This springs up from a Twitter discussion this morning. It’s Atul Gawande’s fault, for his book “Checklists.” :-) Forward-thinking clinicians are doing it; participatory patients should to.  Let’s get to work.

Checklists in hospitals can dramatically reduce infections; checklists in the operating room can prevent all kinds of simple human errors even among brilliant conscientious people. There’s evidence for that.

Non-Twitter people, ignore the Twitter shorthand – this is just a quick way for me to capture the public discussion:

Me: RT @LeanBlog @flinchbaugh: A good read…What Sort of Checklist Should You Be Using? – Justin Fox – HBR

@Lygeia: What would a checklist specifically for patients look like?

Me: Did you see Peter Pronovost in NYTimes last week on that? Do you know @TrishaTorrey’s “You Bet Your Life” book?

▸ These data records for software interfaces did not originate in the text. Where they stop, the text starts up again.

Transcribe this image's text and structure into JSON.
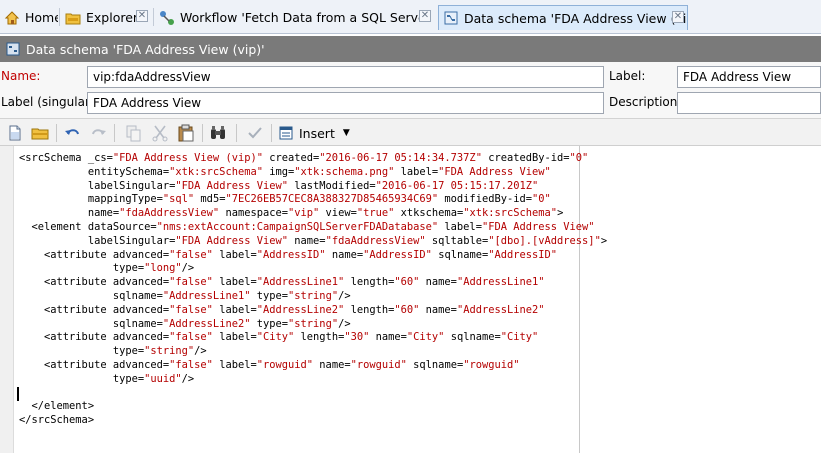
{
  "tabs": [
    {
      "label": "Home",
      "icon": "home-icon"
    },
    {
      "label": "Explorer",
      "icon": "folder-icon"
    },
    {
      "label": "Workflow 'Fetch Data from a SQL Server V...",
      "icon": "workflow-icon"
    },
    {
      "label": "Data schema 'FDA Address View (vip)'",
      "icon": "schema-icon"
    }
  ],
  "title": "Data schema 'FDA Address View (vip)'",
  "form": {
    "name_label": "Name:",
    "name_value": "vip:fdaAddressView",
    "label_label": "Label:",
    "label_value": "FDA Address View",
    "singular_label": "Label (singular):",
    "singular_value": "FDA Address View",
    "description_label": "Description:",
    "description_value": ""
  },
  "toolbar": {
    "insert_label": "Insert"
  },
  "colors": {
    "value_red": "#b40000",
    "title_bar": "#7a7a7a",
    "active_tab": "#dcebfb",
    "required_label": "#c00000"
  },
  "code_lines": [
    [
      {
        "t": "<srcSchema _cs="
      },
      {
        "t": "\"FDA Address View (vip)\"",
        "v": 1
      },
      {
        "t": " created="
      },
      {
        "t": "\"2016-06-17 05:14:34.737Z\"",
        "v": 1
      },
      {
        "t": " createdBy-id="
      },
      {
        "t": "\"0\"",
        "v": 1
      }
    ],
    [
      {
        "t": "           entitySchema="
      },
      {
        "t": "\"xtk:srcSchema\"",
        "v": 1
      },
      {
        "t": " img="
      },
      {
        "t": "\"xtk:schema.png\"",
        "v": 1
      },
      {
        "t": " label="
      },
      {
        "t": "\"FDA Address View\"",
        "v": 1
      }
    ],
    [
      {
        "t": "           labelSingular="
      },
      {
        "t": "\"FDA Address View\"",
        "v": 1
      },
      {
        "t": " lastModified="
      },
      {
        "t": "\"2016-06-17 05:15:17.201Z\"",
        "v": 1
      }
    ],
    [
      {
        "t": "           mappingType="
      },
      {
        "t": "\"sql\"",
        "v": 1
      },
      {
        "t": " md5="
      },
      {
        "t": "\"7EC26EB57CEC8A388327D85465934C69\"",
        "v": 1
      },
      {
        "t": " modifiedBy-id="
      },
      {
        "t": "\"0\"",
        "v": 1
      }
    ],
    [
      {
        "t": "           name="
      },
      {
        "t": "\"fdaAddressView\"",
        "v": 1
      },
      {
        "t": " namespace="
      },
      {
        "t": "\"vip\"",
        "v": 1
      },
      {
        "t": " view="
      },
      {
        "t": "\"true\"",
        "v": 1
      },
      {
        "t": " xtkschema="
      },
      {
        "t": "\"xtk:srcSchema\"",
        "v": 1
      },
      {
        "t": ">"
      }
    ],
    [
      {
        "t": "  <element dataSource="
      },
      {
        "t": "\"nms:extAccount:CampaignSQLServerFDADatabase\"",
        "v": 1
      },
      {
        "t": " label="
      },
      {
        "t": "\"FDA Address View\"",
        "v": 1
      }
    ],
    [
      {
        "t": "           labelSingular="
      },
      {
        "t": "\"FDA Address View\"",
        "v": 1
      },
      {
        "t": " name="
      },
      {
        "t": "\"fdaAddressView\"",
        "v": 1
      },
      {
        "t": " sqltable="
      },
      {
        "t": "\"[dbo].[vAddress]\"",
        "v": 1
      },
      {
        "t": ">"
      }
    ],
    [
      {
        "t": "    <attribute advanced="
      },
      {
        "t": "\"false\"",
        "v": 1
      },
      {
        "t": " label="
      },
      {
        "t": "\"AddressID\"",
        "v": 1
      },
      {
        "t": " name="
      },
      {
        "t": "\"AddressID\"",
        "v": 1
      },
      {
        "t": " sqlname="
      },
      {
        "t": "\"AddressID\"",
        "v": 1
      }
    ],
    [
      {
        "t": "               type="
      },
      {
        "t": "\"long\"",
        "v": 1
      },
      {
        "t": "/>"
      }
    ],
    [
      {
        "t": "    <attribute advanced="
      },
      {
        "t": "\"false\"",
        "v": 1
      },
      {
        "t": " label="
      },
      {
        "t": "\"AddressLine1\"",
        "v": 1
      },
      {
        "t": " length="
      },
      {
        "t": "\"60\"",
        "v": 1
      },
      {
        "t": " name="
      },
      {
        "t": "\"AddressLine1\"",
        "v": 1
      }
    ],
    [
      {
        "t": "               sqlname="
      },
      {
        "t": "\"AddressLine1\"",
        "v": 1
      },
      {
        "t": " type="
      },
      {
        "t": "\"string\"",
        "v": 1
      },
      {
        "t": "/>"
      }
    ],
    [
      {
        "t": "    <attribute advanced="
      },
      {
        "t": "\"false\"",
        "v": 1
      },
      {
        "t": " label="
      },
      {
        "t": "\"AddressLine2\"",
        "v": 1
      },
      {
        "t": " length="
      },
      {
        "t": "\"60\"",
        "v": 1
      },
      {
        "t": " name="
      },
      {
        "t": "\"AddressLine2\"",
        "v": 1
      }
    ],
    [
      {
        "t": "               sqlname="
      },
      {
        "t": "\"AddressLine2\"",
        "v": 1
      },
      {
        "t": " type="
      },
      {
        "t": "\"string\"",
        "v": 1
      },
      {
        "t": "/>"
      }
    ],
    [
      {
        "t": "    <attribute advanced="
      },
      {
        "t": "\"false\"",
        "v": 1
      },
      {
        "t": " label="
      },
      {
        "t": "\"City\"",
        "v": 1
      },
      {
        "t": " length="
      },
      {
        "t": "\"30\"",
        "v": 1
      },
      {
        "t": " name="
      },
      {
        "t": "\"City\"",
        "v": 1
      },
      {
        "t": " sqlname="
      },
      {
        "t": "\"City\"",
        "v": 1
      }
    ],
    [
      {
        "t": "               type="
      },
      {
        "t": "\"string\"",
        "v": 1
      },
      {
        "t": "/>"
      }
    ],
    [
      {
        "t": "    <attribute advanced="
      },
      {
        "t": "\"false\"",
        "v": 1
      },
      {
        "t": " label="
      },
      {
        "t": "\"rowguid\"",
        "v": 1
      },
      {
        "t": " name="
      },
      {
        "t": "\"rowguid\"",
        "v": 1
      },
      {
        "t": " sqlname="
      },
      {
        "t": "\"rowguid\"",
        "v": 1
      }
    ],
    [
      {
        "t": "               type="
      },
      {
        "t": "\"uuid\"",
        "v": 1
      },
      {
        "t": "/>"
      }
    ],
    [
      {
        "t": ""
      }
    ],
    [
      {
        "t": "  </element>"
      }
    ],
    [
      {
        "t": "</srcSchema>"
      }
    ]
  ]
}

@Lygeia: “You Bet Your Life” by @TrishaTorrey looks closest–I just bought it–thanks!

@PNSchmidt (a Parkinson’s Disease specialist): My org and PDSociety UK have checklists for patients:

Robert Wood Johnson Foundation’s Pioneer Portfolio likes the discussion:
RT @ePatientDave: Great question! Let’s discuss RT @Lygeia: @ePatientDave What would a checklist specifically for patients look like?

A new voice (new to me), INQRI, pops up (“The Interdisciplinary Nursing Quality Research Initiative does research to understand how nurses contribute to and can improve the quality of patient care.”:
patient checklist might include: have list of current meds, tell every1 to wash hands, ask questions

@Lygeia: Thanks @pnschmidt I especially like patient checklist at

@Lygeia: A streamlined, smartphone-based patient checklist would be cool INQRIProgram @pioneerrwjf, @ePatientDave

@INQRIProgram: you may be interested in some work we’ve done involving patients’ contributions to quality.

What do you think?